INFORMATION SHOWN Start Marker

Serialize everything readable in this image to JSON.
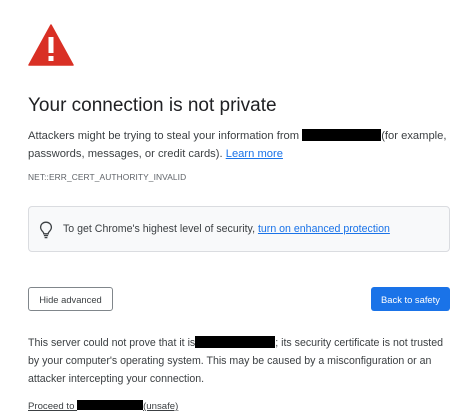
{
  "heading": {
    "icon": "warning-triangle-icon",
    "title": "Your connection is not private"
  },
  "description": {
    "before": "Attackers might be trying to steal your information from ",
    "after": "(for example, passwords, messages, or credit cards). ",
    "learn_more": "Learn more"
  },
  "error_code": "NET::ERR_CERT_AUTHORITY_INVALID",
  "protection": {
    "icon": "lightbulb-icon",
    "text": "To get Chrome's highest level of security, ",
    "link": "turn on enhanced protection"
  },
  "buttons": {
    "hide_advanced": "Hide advanced",
    "back_to_safety": "Back to safety"
  },
  "details": {
    "before": "This server could not prove that it is",
    "after": "; its security certificate is not trusted by your computer's operating system. This may be caused by a misconfiguration or an attacker intercepting your connection."
  },
  "proceed": {
    "before": "Proceed to ",
    "after": "(unsafe)"
  },
  "colors": {
    "warning_red": "#d93025",
    "link_blue": "#1a73e8",
    "redaction": "#000000"
  }
}
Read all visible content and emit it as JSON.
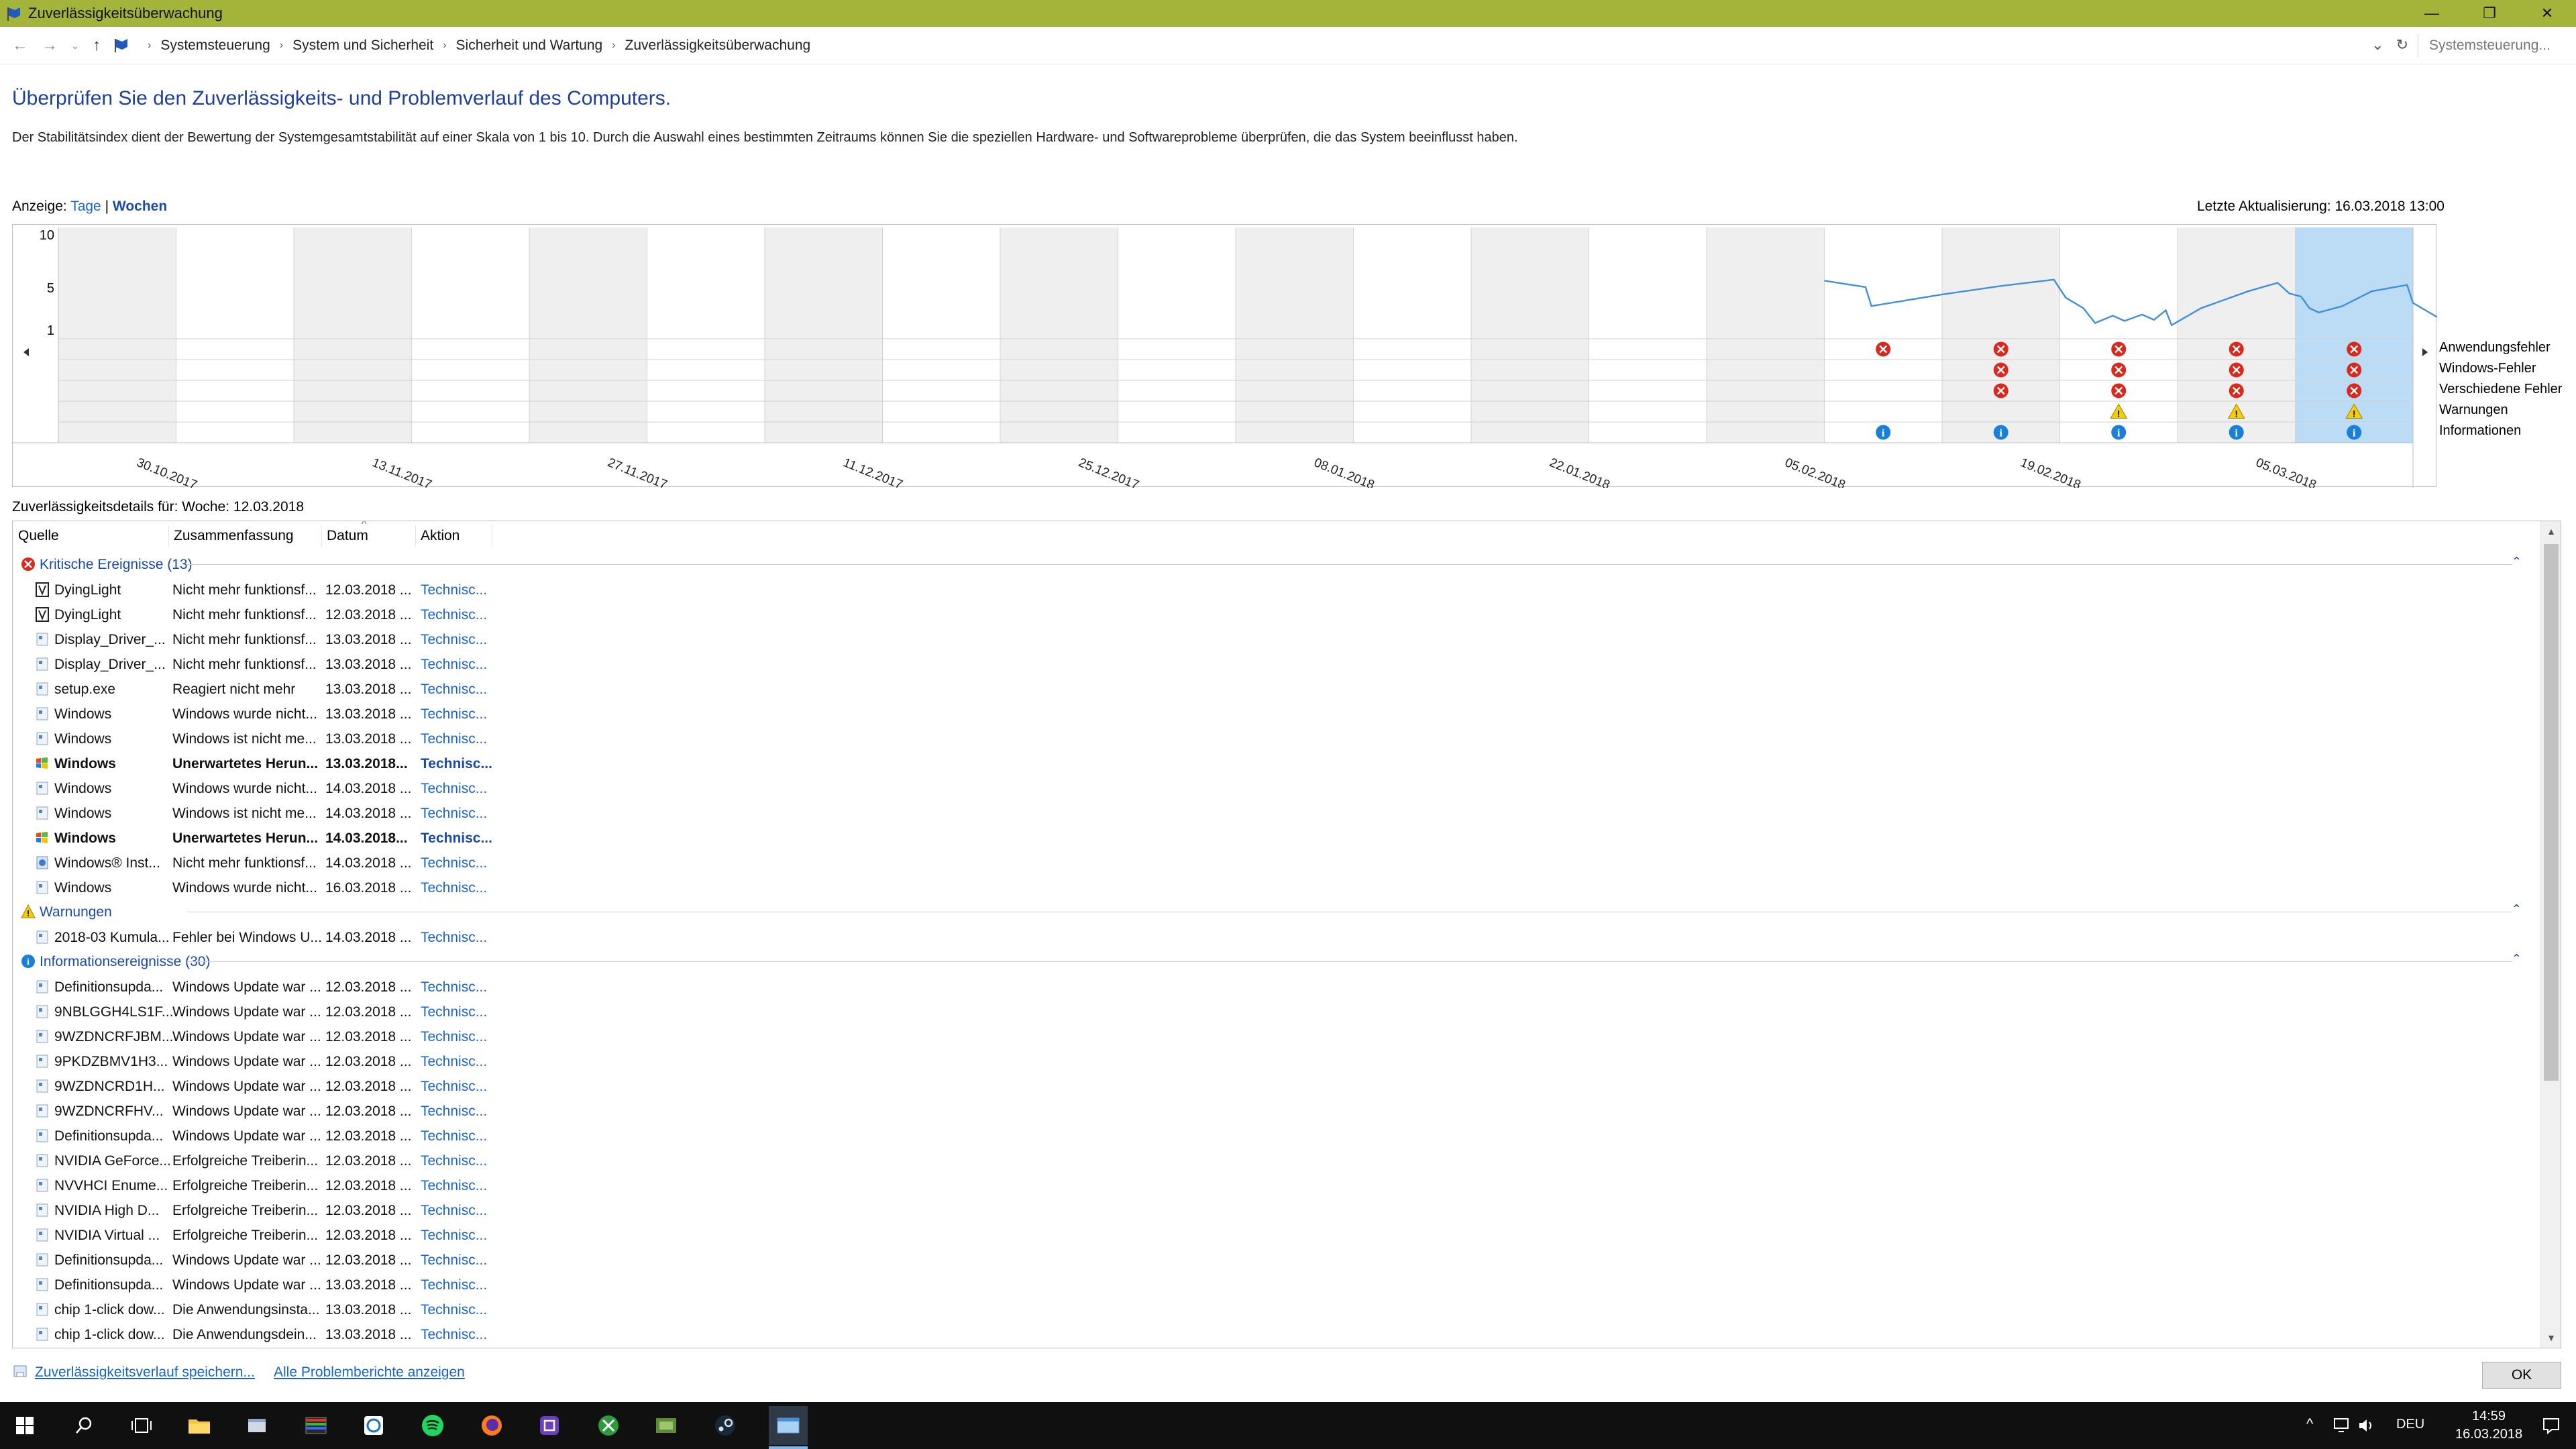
{
  "window": {
    "title": "Zuverlässigkeitsüberwachung",
    "accent": "#a4b43a"
  },
  "breadcrumbs": [
    "Systemsteuerung",
    "System und Sicherheit",
    "Sicherheit und Wartung",
    "Zuverlässigkeitsüberwachung"
  ],
  "search": {
    "placeholder": "Systemsteuerung..."
  },
  "page": {
    "heading": "Überprüfen Sie den Zuverlässigkeits- und Problemverlauf des Computers.",
    "intro": "Der Stabilitätsindex dient der Bewertung der Systemgesamtstabilität auf einer Skala von 1 bis 10. Durch die Auswahl eines bestimmten Zeitraums können Sie die speziellen Hardware- und Softwareprobleme überprüfen, die das System beeinflusst haben.",
    "view_label": "Anzeige:",
    "view_days": "Tage",
    "view_sep": "|",
    "view_weeks": "Wochen",
    "last_update": "Letzte Aktualisierung: 16.03.2018 13:00",
    "details_caption": "Zuverlässigkeitsdetails für: Woche: 12.03.2018"
  },
  "chart_data": {
    "type": "line",
    "title": "",
    "ylim": [
      1,
      10
    ],
    "yticks": [
      "10",
      "5",
      "1"
    ],
    "x_labels": [
      "30.10.2017",
      "13.11.2017",
      "27.11.2017",
      "11.12.2017",
      "25.12.2017",
      "08.01.2018",
      "22.01.2018",
      "05.02.2018",
      "19.02.2018",
      "05.03.2018"
    ],
    "columns": 20,
    "selected_column": 19,
    "stability_series": {
      "name": "Stabilitätsindex",
      "start_column": 15,
      "points": [
        [
          15.0,
          5.6
        ],
        [
          15.35,
          5.0
        ],
        [
          15.4,
          3.2
        ],
        [
          16.0,
          4.3
        ],
        [
          16.5,
          5.1
        ],
        [
          16.95,
          5.7
        ],
        [
          17.05,
          4.0
        ],
        [
          17.2,
          3.0
        ],
        [
          17.3,
          1.6
        ],
        [
          17.45,
          2.3
        ],
        [
          17.55,
          1.8
        ],
        [
          17.7,
          2.4
        ],
        [
          17.8,
          1.9
        ],
        [
          17.9,
          2.8
        ],
        [
          17.95,
          1.4
        ],
        [
          18.2,
          3.0
        ],
        [
          18.6,
          4.6
        ],
        [
          18.85,
          5.4
        ],
        [
          18.95,
          4.4
        ],
        [
          19.05,
          4.1
        ],
        [
          19.12,
          3.0
        ],
        [
          19.2,
          2.6
        ],
        [
          19.4,
          3.2
        ],
        [
          19.65,
          4.6
        ],
        [
          19.95,
          5.2
        ],
        [
          20.0,
          3.5
        ],
        [
          20.2,
          2.2
        ],
        [
          20.4,
          3.2
        ],
        [
          20.8,
          4.8
        ],
        [
          21.0,
          5.9
        ],
        [
          21.25,
          6.6
        ],
        [
          21.35,
          4.7
        ],
        [
          21.5,
          2.2
        ],
        [
          21.6,
          3.5
        ],
        [
          21.8,
          2.4
        ],
        [
          22.0,
          3.0
        ]
      ]
    },
    "row_labels": [
      "Anwendungsfehler",
      "Windows-Fehler",
      "Verschiedene Fehler",
      "Warnungen",
      "Informationen"
    ],
    "events": {
      "Anwendungsfehler": [
        15,
        16,
        17,
        18,
        19
      ],
      "Windows-Fehler": [
        16,
        17,
        18,
        19
      ],
      "Verschiedene Fehler": [
        16,
        17,
        18,
        19
      ],
      "Warnungen": [
        17,
        18,
        19
      ],
      "Informationen": [
        15,
        16,
        17,
        18,
        19
      ]
    },
    "colors": {
      "line": "#3f8fdc",
      "error": "#d9291c",
      "warning": "#f5d000",
      "info": "#1a7fd6",
      "selected": "#bcdbf5",
      "shaded": "#efefef"
    }
  },
  "table": {
    "columns": [
      "Quelle",
      "Zusammenfassung",
      "Datum",
      "Aktion"
    ],
    "groups": [
      {
        "type": "error",
        "label": "Kritische Ereignisse (13)",
        "rows": [
          {
            "icon": "game-icon",
            "source": "DyingLight",
            "summary": "Nicht mehr funktionsf...",
            "date": "12.03.2018 ...",
            "action": "Technisc...",
            "bold": false
          },
          {
            "icon": "game-icon",
            "source": "DyingLight",
            "summary": "Nicht mehr funktionsf...",
            "date": "12.03.2018 ...",
            "action": "Technisc...",
            "bold": false
          },
          {
            "icon": "app-icon",
            "source": "Display_Driver_...",
            "summary": "Nicht mehr funktionsf...",
            "date": "13.03.2018 ...",
            "action": "Technisc...",
            "bold": false
          },
          {
            "icon": "app-icon",
            "source": "Display_Driver_...",
            "summary": "Nicht mehr funktionsf...",
            "date": "13.03.2018 ...",
            "action": "Technisc...",
            "bold": false
          },
          {
            "icon": "app-icon",
            "source": "setup.exe",
            "summary": "Reagiert nicht mehr",
            "date": "13.03.2018 ...",
            "action": "Technisc...",
            "bold": false
          },
          {
            "icon": "app-icon",
            "source": "Windows",
            "summary": "Windows wurde nicht...",
            "date": "13.03.2018 ...",
            "action": "Technisc...",
            "bold": false
          },
          {
            "icon": "app-icon",
            "source": "Windows",
            "summary": "Windows ist nicht me...",
            "date": "13.03.2018 ...",
            "action": "Technisc...",
            "bold": false
          },
          {
            "icon": "windows-flag-icon",
            "source": "Windows",
            "summary": "Unerwartetes Herun...",
            "date": "13.03.2018...",
            "action": "Technisc...",
            "bold": true
          },
          {
            "icon": "app-icon",
            "source": "Windows",
            "summary": "Windows wurde nicht...",
            "date": "14.03.2018 ...",
            "action": "Technisc...",
            "bold": false
          },
          {
            "icon": "app-icon",
            "source": "Windows",
            "summary": "Windows ist nicht me...",
            "date": "14.03.2018 ...",
            "action": "Technisc...",
            "bold": false
          },
          {
            "icon": "windows-flag-icon",
            "source": "Windows",
            "summary": "Unerwartetes Herun...",
            "date": "14.03.2018...",
            "action": "Technisc...",
            "bold": true
          },
          {
            "icon": "installer-icon",
            "source": "Windows® Inst...",
            "summary": "Nicht mehr funktionsf...",
            "date": "14.03.2018 ...",
            "action": "Technisc...",
            "bold": false
          },
          {
            "icon": "app-icon",
            "source": "Windows",
            "summary": "Windows wurde nicht...",
            "date": "16.03.2018 ...",
            "action": "Technisc...",
            "bold": false
          }
        ]
      },
      {
        "type": "warning",
        "label": "Warnungen",
        "rows": [
          {
            "icon": "app-icon",
            "source": "2018-03 Kumula...",
            "summary": "Fehler bei Windows U...",
            "date": "14.03.2018 ...",
            "action": "Technisc...",
            "bold": false
          }
        ]
      },
      {
        "type": "info",
        "label": "Informationsereignisse (30)",
        "rows": [
          {
            "icon": "app-icon",
            "source": "Definitionsupda...",
            "summary": "Windows Update war ...",
            "date": "12.03.2018 ...",
            "action": "Technisc...",
            "bold": false
          },
          {
            "icon": "app-icon",
            "source": "9NBLGGH4LS1F...",
            "summary": "Windows Update war ...",
            "date": "12.03.2018 ...",
            "action": "Technisc...",
            "bold": false
          },
          {
            "icon": "app-icon",
            "source": "9WZDNCRFJBM...",
            "summary": "Windows Update war ...",
            "date": "12.03.2018 ...",
            "action": "Technisc...",
            "bold": false
          },
          {
            "icon": "app-icon",
            "source": "9PKDZBMV1H3...",
            "summary": "Windows Update war ...",
            "date": "12.03.2018 ...",
            "action": "Technisc...",
            "bold": false
          },
          {
            "icon": "app-icon",
            "source": "9WZDNCRD1H...",
            "summary": "Windows Update war ...",
            "date": "12.03.2018 ...",
            "action": "Technisc...",
            "bold": false
          },
          {
            "icon": "app-icon",
            "source": "9WZDNCRFHV...",
            "summary": "Windows Update war ...",
            "date": "12.03.2018 ...",
            "action": "Technisc...",
            "bold": false
          },
          {
            "icon": "app-icon",
            "source": "Definitionsupda...",
            "summary": "Windows Update war ...",
            "date": "12.03.2018 ...",
            "action": "Technisc...",
            "bold": false
          },
          {
            "icon": "app-icon",
            "source": "NVIDIA GeForce...",
            "summary": "Erfolgreiche Treiberin...",
            "date": "12.03.2018 ...",
            "action": "Technisc...",
            "bold": false
          },
          {
            "icon": "app-icon",
            "source": "NVVHCI Enume...",
            "summary": "Erfolgreiche Treiberin...",
            "date": "12.03.2018 ...",
            "action": "Technisc...",
            "bold": false
          },
          {
            "icon": "app-icon",
            "source": "NVIDIA High D...",
            "summary": "Erfolgreiche Treiberin...",
            "date": "12.03.2018 ...",
            "action": "Technisc...",
            "bold": false
          },
          {
            "icon": "app-icon",
            "source": "NVIDIA Virtual ...",
            "summary": "Erfolgreiche Treiberin...",
            "date": "12.03.2018 ...",
            "action": "Technisc...",
            "bold": false
          },
          {
            "icon": "app-icon",
            "source": "Definitionsupda...",
            "summary": "Windows Update war ...",
            "date": "12.03.2018 ...",
            "action": "Technisc...",
            "bold": false
          },
          {
            "icon": "app-icon",
            "source": "Definitionsupda...",
            "summary": "Windows Update war ...",
            "date": "13.03.2018 ...",
            "action": "Technisc...",
            "bold": false
          },
          {
            "icon": "app-icon",
            "source": "chip 1-click dow...",
            "summary": "Die Anwendungsinsta...",
            "date": "13.03.2018 ...",
            "action": "Technisc...",
            "bold": false
          },
          {
            "icon": "app-icon",
            "source": "chip 1-click dow...",
            "summary": "Die Anwendungsdein...",
            "date": "13.03.2018 ...",
            "action": "Technisc...",
            "bold": false
          }
        ]
      }
    ]
  },
  "footer": {
    "save_link": "Zuverlässigkeitsverlauf speichern...",
    "all_reports_link": "Alle Problemberichte anzeigen",
    "ok_label": "OK"
  },
  "taskbar": {
    "time": "14:59",
    "date": "16.03.2018",
    "language": "DEU"
  }
}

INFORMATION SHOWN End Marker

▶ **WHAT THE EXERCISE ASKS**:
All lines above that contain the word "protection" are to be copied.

▶ **SOLUTION TO THE PROBLEM**:
  "protection": {
    "link": "turn on enhanced protection"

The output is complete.